WORK ORDER:
Set down the complete data exactly as it appears below.

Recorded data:
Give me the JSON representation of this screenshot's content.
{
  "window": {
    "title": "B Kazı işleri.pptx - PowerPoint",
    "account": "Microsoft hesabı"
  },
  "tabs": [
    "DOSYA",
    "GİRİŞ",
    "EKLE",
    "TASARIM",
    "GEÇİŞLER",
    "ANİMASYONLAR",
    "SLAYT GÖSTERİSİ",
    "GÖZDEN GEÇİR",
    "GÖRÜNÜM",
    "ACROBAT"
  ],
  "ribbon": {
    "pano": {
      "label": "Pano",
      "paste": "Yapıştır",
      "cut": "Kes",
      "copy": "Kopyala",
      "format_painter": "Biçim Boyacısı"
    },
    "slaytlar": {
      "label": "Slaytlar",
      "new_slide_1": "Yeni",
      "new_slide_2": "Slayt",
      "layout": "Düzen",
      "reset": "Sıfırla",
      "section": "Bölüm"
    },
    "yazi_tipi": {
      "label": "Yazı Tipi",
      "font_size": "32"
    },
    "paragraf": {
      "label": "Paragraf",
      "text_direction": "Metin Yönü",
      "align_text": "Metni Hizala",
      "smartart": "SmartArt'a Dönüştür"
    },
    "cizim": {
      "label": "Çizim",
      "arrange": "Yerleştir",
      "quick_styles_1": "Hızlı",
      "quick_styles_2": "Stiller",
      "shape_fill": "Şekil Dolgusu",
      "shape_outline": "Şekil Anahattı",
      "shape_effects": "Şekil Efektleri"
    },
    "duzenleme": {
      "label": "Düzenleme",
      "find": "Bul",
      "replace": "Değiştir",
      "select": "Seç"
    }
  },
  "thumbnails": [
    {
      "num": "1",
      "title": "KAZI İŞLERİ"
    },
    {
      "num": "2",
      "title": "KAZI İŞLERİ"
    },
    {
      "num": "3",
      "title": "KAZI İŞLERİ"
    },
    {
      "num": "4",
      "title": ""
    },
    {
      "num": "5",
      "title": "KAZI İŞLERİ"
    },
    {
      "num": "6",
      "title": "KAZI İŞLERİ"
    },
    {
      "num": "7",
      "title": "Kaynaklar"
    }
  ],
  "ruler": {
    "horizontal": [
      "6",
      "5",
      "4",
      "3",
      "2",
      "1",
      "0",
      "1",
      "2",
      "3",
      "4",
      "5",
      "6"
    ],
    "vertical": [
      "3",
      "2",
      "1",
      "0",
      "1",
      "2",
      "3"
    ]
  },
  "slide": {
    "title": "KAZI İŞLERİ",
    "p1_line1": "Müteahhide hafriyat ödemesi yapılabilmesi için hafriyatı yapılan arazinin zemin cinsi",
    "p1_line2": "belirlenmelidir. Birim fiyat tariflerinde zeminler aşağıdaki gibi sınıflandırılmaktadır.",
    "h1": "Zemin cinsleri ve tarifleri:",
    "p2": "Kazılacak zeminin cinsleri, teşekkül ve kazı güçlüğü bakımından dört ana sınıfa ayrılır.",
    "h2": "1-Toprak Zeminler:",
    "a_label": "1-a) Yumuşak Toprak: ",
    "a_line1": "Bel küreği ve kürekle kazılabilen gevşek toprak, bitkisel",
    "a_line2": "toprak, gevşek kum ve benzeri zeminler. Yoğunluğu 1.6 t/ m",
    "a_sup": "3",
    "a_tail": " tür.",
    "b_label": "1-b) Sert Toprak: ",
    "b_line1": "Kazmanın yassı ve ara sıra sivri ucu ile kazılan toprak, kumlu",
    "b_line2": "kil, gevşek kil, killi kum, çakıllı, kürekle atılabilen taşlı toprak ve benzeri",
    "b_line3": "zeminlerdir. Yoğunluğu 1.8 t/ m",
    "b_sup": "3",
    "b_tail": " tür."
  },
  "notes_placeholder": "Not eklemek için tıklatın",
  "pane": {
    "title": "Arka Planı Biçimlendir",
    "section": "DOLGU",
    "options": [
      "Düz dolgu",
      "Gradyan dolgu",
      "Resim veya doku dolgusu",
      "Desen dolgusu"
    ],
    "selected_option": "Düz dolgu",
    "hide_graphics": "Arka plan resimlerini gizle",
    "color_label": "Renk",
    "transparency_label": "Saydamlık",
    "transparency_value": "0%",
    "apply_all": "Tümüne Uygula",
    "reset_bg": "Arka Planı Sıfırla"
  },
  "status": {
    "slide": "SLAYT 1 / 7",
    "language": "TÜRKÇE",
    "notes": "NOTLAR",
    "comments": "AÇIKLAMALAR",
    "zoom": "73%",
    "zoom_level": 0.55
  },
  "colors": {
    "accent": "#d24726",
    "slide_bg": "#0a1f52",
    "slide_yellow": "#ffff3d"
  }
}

RESULT:
Give me the JSON representation of this screenshot's content.
{
  "window": {
    "title": "B Kazı işleri.pptx - PowerPoint",
    "account": "Microsoft hesabı"
  },
  "tabs": [
    "DOSYA",
    "GİRİŞ",
    "EKLE",
    "TASARIM",
    "GEÇİŞLER",
    "ANİMASYONLAR",
    "SLAYT GÖSTERİSİ",
    "GÖZDEN GEÇİR",
    "GÖRÜNÜM",
    "ACROBAT"
  ],
  "ribbon": {
    "pano": {
      "label": "Pano",
      "paste": "Yapıştır",
      "cut": "Kes",
      "copy": "Kopyala",
      "format_painter": "Biçim Boyacısı"
    },
    "slaytlar": {
      "label": "Slaytlar",
      "new_slide_1": "Yeni",
      "new_slide_2": "Slayt",
      "layout": "Düzen",
      "reset": "Sıfırla",
      "section": "Bölüm"
    },
    "yazi_tipi": {
      "label": "Yazı Tipi",
      "font_size": "32"
    },
    "paragraf": {
      "label": "Paragraf",
      "text_direction": "Metin Yönü",
      "align_text": "Metni Hizala",
      "smartart": "SmartArt'a Dönüştür"
    },
    "cizim": {
      "label": "Çizim",
      "arrange": "Yerleştir",
      "quick_styles_1": "Hızlı",
      "quick_styles_2": "Stiller",
      "shape_fill": "Şekil Dolgusu",
      "shape_outline": "Şekil Anahattı",
      "shape_effects": "Şekil Efektleri"
    },
    "duzenleme": {
      "label": "Düzenleme",
      "find": "Bul",
      "replace": "Değiştir",
      "select": "Seç"
    }
  },
  "thumbnails": [
    {
      "num": "1",
      "title": "KAZI İŞLERİ"
    },
    {
      "num": "2",
      "title": "KAZI İŞLERİ"
    },
    {
      "num": "3",
      "title": "KAZI İŞLERİ"
    },
    {
      "num": "4",
      "title": ""
    },
    {
      "num": "5",
      "title": "KAZI İŞLERİ"
    },
    {
      "num": "6",
      "title": "KAZI İŞLERİ"
    },
    {
      "num": "7",
      "title": "Kaynaklar"
    }
  ],
  "ruler": {
    "horizontal": [
      "6",
      "5",
      "4",
      "3",
      "2",
      "1",
      "0",
      "1",
      "2",
      "3",
      "4",
      "5",
      "6"
    ],
    "vertical": [
      "3",
      "2",
      "1",
      "0",
      "1",
      "2",
      "3"
    ]
  },
  "slide": {
    "title": "KAZI İŞLERİ",
    "p1_line1": "Müteahhide hafriyat ödemesi yapılabilmesi için hafriyatı yapılan arazinin zemin cinsi",
    "p1_line2": "belirlenmelidir. Birim fiyat tariflerinde zeminler aşağıdaki gibi sınıflandırılmaktadır.",
    "h1": "Zemin cinsleri ve tarifleri:",
    "p2": "Kazılacak zeminin cinsleri, teşekkül ve kazı güçlüğü bakımından dört ana sınıfa ayrılır.",
    "h2": "1-Toprak Zeminler:",
    "a_label": "1-a) Yumuşak Toprak: ",
    "a_line1": "Bel küreği ve kürekle kazılabilen gevşek toprak, bitkisel",
    "a_line2": "toprak, gevşek kum ve benzeri zeminler. Yoğunluğu 1.6 t/ m",
    "a_sup": "3",
    "a_tail": " tür.",
    "b_label": "1-b) Sert Toprak: ",
    "b_line1": "Kazmanın yassı ve ara sıra sivri ucu ile kazılan toprak, kumlu",
    "b_line2": "kil, gevşek kil, killi kum, çakıllı, kürekle atılabilen taşlı toprak ve benzeri",
    "b_line3": "zeminlerdir. Yoğunluğu 1.8 t/ m",
    "b_sup": "3",
    "b_tail": " tür."
  },
  "notes_placeholder": "Not eklemek için tıklatın",
  "pane": {
    "title": "Arka Planı Biçimlendir",
    "section": "DOLGU",
    "options": [
      "Düz dolgu",
      "Gradyan dolgu",
      "Resim veya doku dolgusu",
      "Desen dolgusu"
    ],
    "selected_option": "Düz dolgu",
    "hide_graphics": "Arka plan resimlerini gizle",
    "color_label": "Renk",
    "transparency_label": "Saydamlık",
    "transparency_value": "0%",
    "apply_all": "Tümüne Uygula",
    "reset_bg": "Arka Planı Sıfırla"
  },
  "status": {
    "slide": "SLAYT 1 / 7",
    "language": "TÜRKÇE",
    "notes": "NOTLAR",
    "comments": "AÇIKLAMALAR",
    "zoom": "73%",
    "zoom_level": 0.55
  },
  "colors": {
    "accent": "#d24726",
    "slide_bg": "#0a1f52",
    "slide_yellow": "#ffff3d"
  }
}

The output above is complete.